Is it too early for juniors to start thinking about college admissions?
In last week’s post, we talked about some high-level tips and strategies for approaching the college application process. It’s not yet spring semester (the snow is piled high outside our Cambridge, MA headquarters), and we’ve received questions about whether it’s too early for juniors to start thinking about college admissions.
The short answer is “no.” It’s not too early to start the admissions process. Here’s why:
There’s a big difference between “thinking” and “doing.”
Your junior doesn’t need to spend all of the winter break studying for the ACT or emailing teachers to ask for recommendations. There’s plenty of time for those activities in the next few months.
However, the foundation of the entire college admissions process is your student understanding what they want out of their college experience. Figuring that out requires thinking and serious reflection, and that kind of inner work can’t be rushed.
If your student hasn’t completed a Semester Reflection this year, now is a great opportunity for them to do so. It will help them think about where they’ve come from and where they’re going next.
Starting the process early can significantly reduce stress.
If your student’s college admissions timeline begins in January, there’s a much bigger buffer to deal with setbacks—which are bound to happen.
If your student doesn’t score as well as they’d like after two rounds of the SAT, for example, they can sit for the test a third time next fall.
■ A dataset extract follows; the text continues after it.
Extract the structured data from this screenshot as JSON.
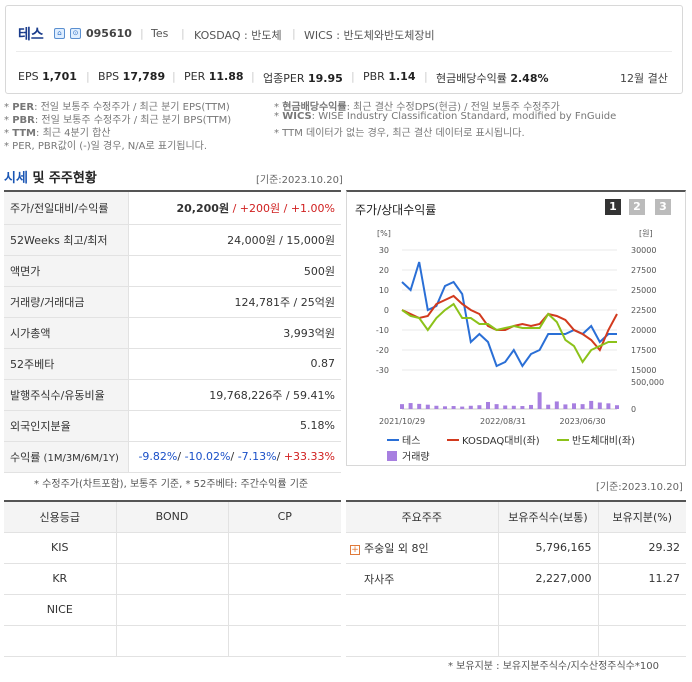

If a teacher recommendation falls through or a transcript goes missing, there’s enough time to deal with those problems and still meet application deadlines.
Beginning the admissions process early also allows your student to devote more time to building their college list, which is crucial to finding a school that’s a great fit for them.
This year’s college process may be more chaotic than usual.
We’re both excited and optimistic about the new COVID-19 vaccines (two have been approved as of the publication of this post). However, projections show that it will still be months before most of the US population has been vaccinated. That means we could be in for another year of remote learning, virtual college visits, temporary test-optional schools, and more.
In this ever-changing landscape, students and parents need to expect changes and shifts in requirements, deadlines, and processes. The most important time to plan ahead may be when you’re certain that the plan will change!
If your student can begin now on those pieces of the application that are unlikely to shift (the Common App itself, for example, or the personal statement prompts), they’ll have more bandwidth for the curveballs that do come their way.